• The Il-bogan lagoon near Beaudesert in Queenland is rumoured to be the home of a bunyip. (Shadow Trackers)
The first sighting of the Il-bogan bunyip was recorded in 1850 but for millennia the local Mununjali clan have told the story of a creature that moves through underground tunnels and waterways across their lands.
By
Karina Marlow

23 Oct 2016 - 2:31 PM  UPDATED 1 Nov 2016 - 10:25 AM

Two kilometres west of the Queensland town of Beaudesert, beside the racecourse, lies the Il-bogan lagoon, a narrow winding billabong, covered in hyacinth. The lagoon is rumoured to be the home of a bunyip, a creature that hides in its murky depths and appears only occasionally to scare passers-by.

The lagoon is also featured in the story of the two dingoes, Burrajahnee and Inneroogun (Burrajan and Ninerung), who chased a kangaroo from Mount Widgee to Ilbogan. The kangaroo jumped into the lagoon and turned into a Warrajum, the rainbow serpent, who can appear in whatever form he chooses.

The Il-bogan lagoon is said to be linked by an underground passage to another lagoon named Bungropin, or ‘the place of parrots’, by the Mununjali. The lagoon now lies on the property of Bromelton House and it was here in 1850 that the first sighting was reported.

The house was then owned by Thomas Murray-Prior and a women staying at the house claimed she had seen a ‘living animal of extraordinary shape and dimensions’ while she was walking near the lagoon.  

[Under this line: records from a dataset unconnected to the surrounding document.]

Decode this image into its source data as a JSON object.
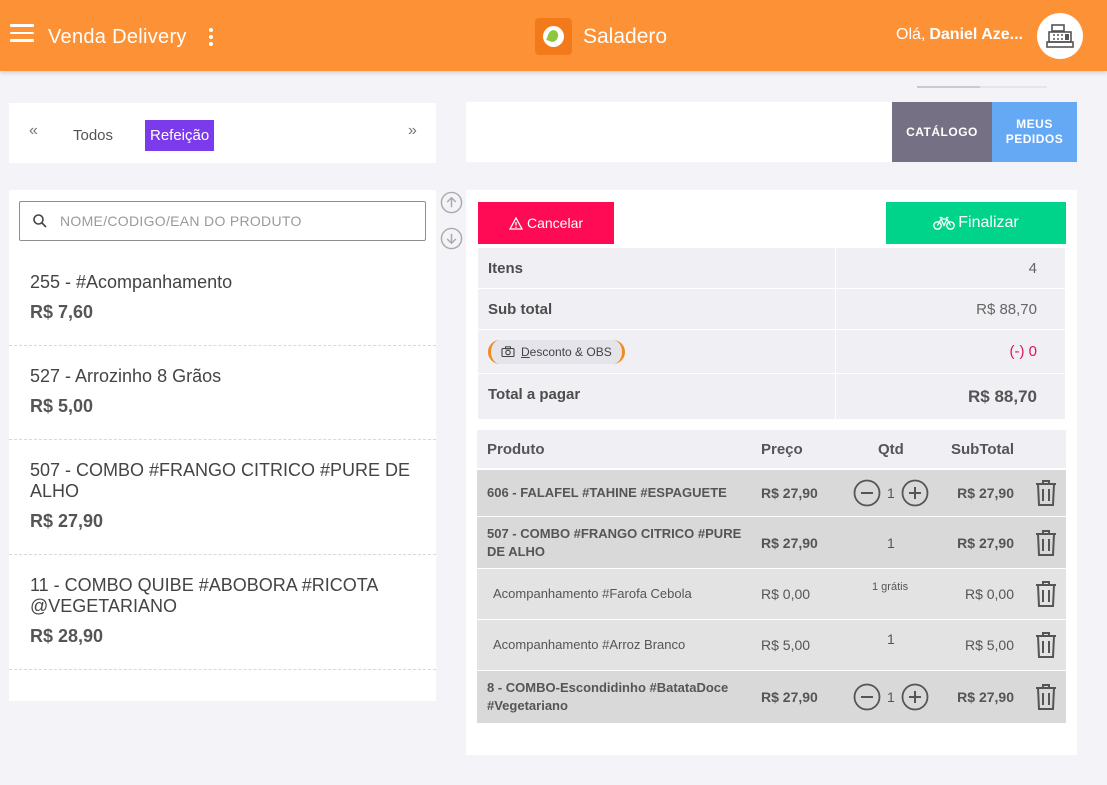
{
  "header": {
    "app_title": "Venda Delivery",
    "brand_name": "Saladero",
    "greeting": "Olá,",
    "user_name": "Daniel Aze..."
  },
  "categories": {
    "tabs": [
      "Todos",
      "Refeição"
    ],
    "active": "Refeição"
  },
  "top_tabs": {
    "catalog": "CATÁLOGO",
    "orders": "MEUS PEDIDOS"
  },
  "search": {
    "placeholder": "NOME/CODIGO/EAN DO PRODUTO"
  },
  "products": [
    {
      "name": "255 - #Acompanhamento",
      "price": "R$ 7,60"
    },
    {
      "name": "527 - Arrozinho 8 Grãos",
      "price": "R$ 5,00"
    },
    {
      "name": "507 - COMBO #FRANGO CITRICO #PURE DE ALHO",
      "price": "R$ 27,90"
    },
    {
      "name": "11 - COMBO QUIBE #ABOBORA #RICOTA @VEGETARIANO",
      "price": "R$ 28,90"
    }
  ],
  "order": {
    "cancel_label": "Cancelar",
    "finish_label": "Finalizar",
    "summary": {
      "items_label": "Itens",
      "items_value": "4",
      "subtotal_label": "Sub total",
      "subtotal_value": "R$ 88,70",
      "discount_btn_first": "D",
      "discount_btn_rest": "esconto & OBS",
      "discount_value": "(-) 0",
      "total_label": "Total a pagar",
      "total_value": "R$ 88,70"
    },
    "columns": {
      "product": "Produto",
      "price": "Preço",
      "qty": "Qtd",
      "subtotal": "SubTotal"
    },
    "items": [
      {
        "name": "606 - FALAFEL #TAHINE #ESPAGUETE",
        "price": "R$ 27,90",
        "qty": "1",
        "subtotal": "R$ 27,90"
      },
      {
        "name": "507 - COMBO #FRANGO CITRICO #PURE DE ALHO",
        "price": "R$ 27,90",
        "qty": "1",
        "subtotal": "R$ 27,90"
      },
      {
        "name": "Acompanhamento #Farofa Cebola",
        "price": "R$ 0,00",
        "qty": "1 grátis",
        "subtotal": "R$ 0,00"
      },
      {
        "name": "Acompanhamento #Arroz Branco",
        "price": "R$ 5,00",
        "qty": "1",
        "subtotal": "R$ 5,00"
      },
      {
        "name": "8 - COMBO-Escondidinho #BatataDoce #Vegetariano",
        "price": "R$ 27,90",
        "qty": "1",
        "subtotal": "R$ 27,90"
      }
    ]
  },
  "colors": {
    "header": "#fd9135",
    "active_tab": "#7c3aed",
    "cancel": "#ff0a54",
    "finish": "#00d38a",
    "orders_tab": "#65a9f5",
    "catalog_tab": "#767085"
  }
}
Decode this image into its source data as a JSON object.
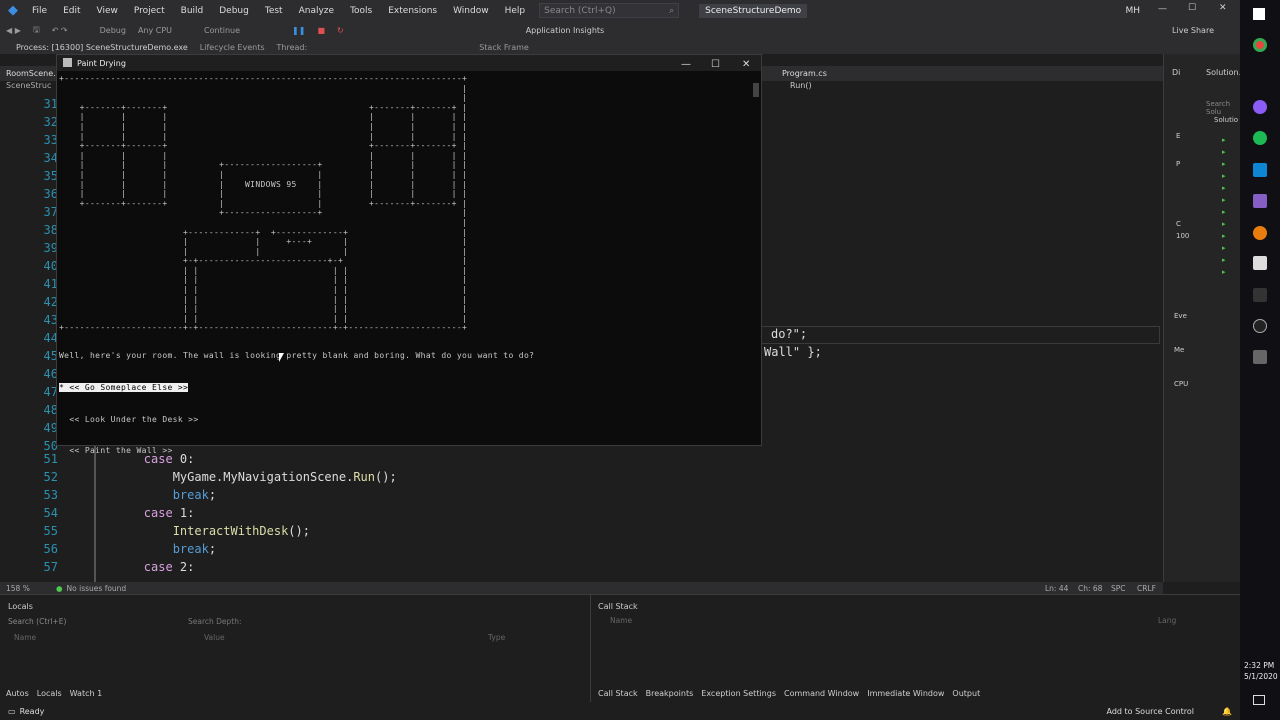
{
  "menu": {
    "items": [
      "File",
      "Edit",
      "View",
      "Project",
      "Build",
      "Debug",
      "Test",
      "Analyze",
      "Tools",
      "Extensions",
      "Window",
      "Help"
    ],
    "search_placeholder": "Search (Ctrl+Q)",
    "solution_name": "SceneStructureDemo",
    "user_initials": "MH"
  },
  "toolbar": {
    "config": "Debug",
    "platform": "Any CPU",
    "continue": "Continue",
    "app_insights": "Application Insights",
    "live_share": "Live Share"
  },
  "procbar": {
    "process": "Process: [16300] SceneStructureDemo.exe",
    "lifecycle": "Lifecycle Events",
    "thread": "Thread:",
    "stack_frame": "Stack Frame"
  },
  "tabs": {
    "left": "RoomScene.cs",
    "left_sub": "SceneStruc",
    "right": "Program.cs",
    "right_member": "Run()"
  },
  "code": {
    "lines_top": [
      "31",
      "32",
      "33",
      "34",
      "35",
      "36",
      "37",
      "38",
      "39",
      "40",
      "41",
      "42",
      "43",
      "44",
      "45",
      "46",
      "47",
      "48",
      "49",
      "50"
    ],
    "peek1": "do?\";",
    "peek2": "Wall\" };",
    "lines": [
      {
        "n": "51",
        "indent": "        ",
        "kw": "case",
        "rest": " 0:"
      },
      {
        "n": "52",
        "indent": "            ",
        "obj": "MyGame.MyNavigationScene.",
        "fn": "Run",
        "rest": "();"
      },
      {
        "n": "53",
        "indent": "            ",
        "kw": "break",
        "rest": ";"
      },
      {
        "n": "54",
        "indent": "        ",
        "kw": "case",
        "rest": " 1:"
      },
      {
        "n": "55",
        "indent": "            ",
        "fn": "InteractWithDesk",
        "rest": "();"
      },
      {
        "n": "56",
        "indent": "            ",
        "kw": "break",
        "rest": ";"
      },
      {
        "n": "57",
        "indent": "        ",
        "kw": "case",
        "rest": " 2:"
      }
    ]
  },
  "console": {
    "title": "Paint Drying",
    "art": "+-----------------------------------------------------------------------------+\n                                                                              |\n                                                                              |\n    +-------+-------+                                       +-------+-------+ |\n    |       |       |                                       |       |       | |\n    |       |       |                                       |       |       | |\n    |       |       |                                       |       |       | |\n    +-------+-------+                                       +-------+-------+ |\n    |       |       |                                       |       |       | |\n    |       |       |          +------------------+         |       |       | |\n    |       |       |          |                  |         |       |       | |\n    |       |       |          |    WINDOWS 95    |         |       |       | |\n    |       |       |          |                  |         |       |       | |\n    +-------+-------+          |                  |         +-------+-------+ |\n                               +------------------+                           |\n                                                                              |\n                        +-------------+  +-------------+                      |\n                        |             |     +---+      |                      |\n                        |             |                |                      |\n                        +-+-------------------------+-+                       |\n                        | |                          | |                      |\n                        | |                          | |                      |\n                        | |                          | |                      |\n                        | |                          | |                      |\n                        | |                          | |                      |\n                        | |                          | |                      |\n+-----------------------+-+--------------------------+-+----------------------+",
    "prompt": "Well, here's your room. The wall is looking pretty blank and boring. What do you want to do?",
    "options": [
      "<< Go Someplace Else >>",
      "<< Look Under the Desk >>",
      "<< Paint the Wall >>"
    ],
    "selected_marker": "*"
  },
  "editor_status": {
    "zoom": "158 %",
    "issues": "No issues found",
    "ln": "Ln: 44",
    "ch": "Ch: 68",
    "spc": "SPC",
    "crlf": "CRLF"
  },
  "locals": {
    "title": "Locals",
    "search_placeholder": "Search (Ctrl+E)",
    "depth": "Search Depth:",
    "cols": [
      "Name",
      "Value",
      "Type"
    ],
    "tabs": [
      "Autos",
      "Locals",
      "Watch 1"
    ]
  },
  "callstack": {
    "title": "Call Stack",
    "cols": [
      "Name",
      "Lang"
    ],
    "tabs": [
      "Call Stack",
      "Breakpoints",
      "Exception Settings",
      "Command Window",
      "Immediate Window",
      "Output"
    ]
  },
  "right_pane": {
    "items": [
      "Di",
      "Solution...",
      "Search Solu",
      "Solutio",
      "E",
      "P",
      "C",
      "100",
      "Eve",
      "Me",
      "CPU"
    ]
  },
  "status": {
    "ready": "Ready",
    "source_control": "Add to Source Control"
  },
  "clock": {
    "time": "2:32 PM",
    "date": "5/1/2020"
  }
}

On the 9th of February 1850 the following description appeared in the Moreton Bay Courier:

‘The head appeared to be elongated and flattened, like the bill of a platypus. The body, from the place where it joined the head, to about five feet backward, seemed like that of a gigantic eel, being of about the ordinary thickness of a man's body. Beyond this it was of much larger apparent size, having the appearance of being coiled into innumerable folds. Beyond those coils was what seemed to be the tail of the animal, which had somewhat the shape of the tail of a fish, but is described as having the semi-transparent appearance of a bladder. The head, which was small and narrow in proportion to the size of the body, was furnished with what seemed to be two horns, which were quite white. Under the circumstances it was, of course, difficult to judge accurately of the whole length of the animal, but, by comparison with other objects, it is supposed that the parts visible above the water must have been thirty feet in extent.’

This extraordinary creature would certainly have had the space to live in the Bungropin billabong, which runs for 1.5km and is 30m at its deepest point. The paper went on to explain that the lagoon ‘has long enjoyed the reputation of being the home of a monster answering the above imperfect description, and which is stated to have been seen more than once by men on the station.’

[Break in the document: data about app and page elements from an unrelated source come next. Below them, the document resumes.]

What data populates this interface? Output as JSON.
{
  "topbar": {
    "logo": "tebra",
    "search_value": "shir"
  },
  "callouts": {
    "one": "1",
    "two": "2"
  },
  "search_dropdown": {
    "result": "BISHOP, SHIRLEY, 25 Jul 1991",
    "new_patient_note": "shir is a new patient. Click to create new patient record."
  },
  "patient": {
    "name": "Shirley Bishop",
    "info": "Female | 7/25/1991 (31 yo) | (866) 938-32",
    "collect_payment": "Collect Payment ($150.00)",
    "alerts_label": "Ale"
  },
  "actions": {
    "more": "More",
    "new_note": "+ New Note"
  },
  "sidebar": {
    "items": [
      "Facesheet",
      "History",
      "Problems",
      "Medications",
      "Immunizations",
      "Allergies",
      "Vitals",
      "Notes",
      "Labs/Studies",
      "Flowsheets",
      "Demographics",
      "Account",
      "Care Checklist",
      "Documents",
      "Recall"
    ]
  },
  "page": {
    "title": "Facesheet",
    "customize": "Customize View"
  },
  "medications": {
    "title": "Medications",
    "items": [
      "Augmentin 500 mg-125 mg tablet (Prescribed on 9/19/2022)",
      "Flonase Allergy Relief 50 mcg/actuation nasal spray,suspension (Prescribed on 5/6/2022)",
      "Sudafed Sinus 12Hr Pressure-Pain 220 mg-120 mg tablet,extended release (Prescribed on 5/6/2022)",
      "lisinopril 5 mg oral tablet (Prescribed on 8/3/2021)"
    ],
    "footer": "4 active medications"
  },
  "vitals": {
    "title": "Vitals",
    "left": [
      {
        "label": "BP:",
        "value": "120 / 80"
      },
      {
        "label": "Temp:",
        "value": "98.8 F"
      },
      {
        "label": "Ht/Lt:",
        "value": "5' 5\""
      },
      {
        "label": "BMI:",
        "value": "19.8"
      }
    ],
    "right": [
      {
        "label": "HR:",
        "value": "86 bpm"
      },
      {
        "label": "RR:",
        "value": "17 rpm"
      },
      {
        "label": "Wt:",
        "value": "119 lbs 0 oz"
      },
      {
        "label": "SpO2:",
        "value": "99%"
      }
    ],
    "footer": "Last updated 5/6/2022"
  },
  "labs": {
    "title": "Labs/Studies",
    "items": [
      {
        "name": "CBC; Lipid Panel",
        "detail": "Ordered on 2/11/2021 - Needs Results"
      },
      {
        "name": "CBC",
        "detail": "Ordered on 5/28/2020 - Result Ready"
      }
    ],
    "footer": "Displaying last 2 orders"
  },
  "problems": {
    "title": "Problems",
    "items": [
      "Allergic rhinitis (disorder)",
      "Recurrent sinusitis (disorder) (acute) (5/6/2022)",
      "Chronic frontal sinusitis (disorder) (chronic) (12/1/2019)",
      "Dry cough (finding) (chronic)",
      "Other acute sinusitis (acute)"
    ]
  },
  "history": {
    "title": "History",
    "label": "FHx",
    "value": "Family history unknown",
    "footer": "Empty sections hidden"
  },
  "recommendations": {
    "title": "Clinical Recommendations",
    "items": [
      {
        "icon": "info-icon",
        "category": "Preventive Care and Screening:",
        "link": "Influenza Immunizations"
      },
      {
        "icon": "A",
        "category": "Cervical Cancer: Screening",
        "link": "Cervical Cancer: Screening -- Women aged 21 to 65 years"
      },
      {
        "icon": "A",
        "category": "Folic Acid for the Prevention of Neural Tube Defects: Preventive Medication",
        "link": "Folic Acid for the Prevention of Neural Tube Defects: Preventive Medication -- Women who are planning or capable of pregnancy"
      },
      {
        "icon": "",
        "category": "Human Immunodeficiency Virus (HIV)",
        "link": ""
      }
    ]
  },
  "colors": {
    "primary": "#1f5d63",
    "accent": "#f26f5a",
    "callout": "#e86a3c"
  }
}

This sighting inspired Thomas Murray-Prior’s daughter, Rosa Campbell Praed to write a short story titled ‘The Bunyip’ in 1891 telling of the local legend.

The bunyip was once again mentioned in the newspaper in 1927 when the Brisbane Courier wrote about the local racetrack. The story referred to the Il-bogan lagoon as a prime fishing spot, but also warned of an incident ‘when a huge serpent-like water monster was alleged to have been seen, by a party of bathers.’ Their story was later corroborated by the Mununjali people who described the creature as a “big fella bunyip”.

‘Firm in their belief that the lagoon was haunted, the [A]boriginals were loathe to approach its precincts for a considerable period there-after; in fact, the alleged presence of the monster had the effect of dampening the ardour of all who were in the habit of enjoying a customary week-end dip.’ 

In the first episode of Shadow Trackers, Hunter Page-Lochard returns to his home town of Beaudesert to examine the local legend. His uncle and local guide, Bevan Page helps to uncover the Mununjali story of the bunyip. 

Bevan told NITV that it was great to have Hunter and Zac in Beaudesert and to share what he knew about the country and the history. 

He explained that it was even more important to him to share the story because "with people passing on you've got to let them know."

"That's the way we do it. It was told to me by my grandmother and to my mother: 'Don't swim here!'"

When asked whether people we still scared to venture into the lagoons, he replied "No, you don't see people swimming", and if the stories are anything to go by it might just be for the best. 

Watch Shadow Trackers on Thursday 27 October at 8.30pm to hear the real story of the Il-bogan Bunyip or catch it through OnDemand.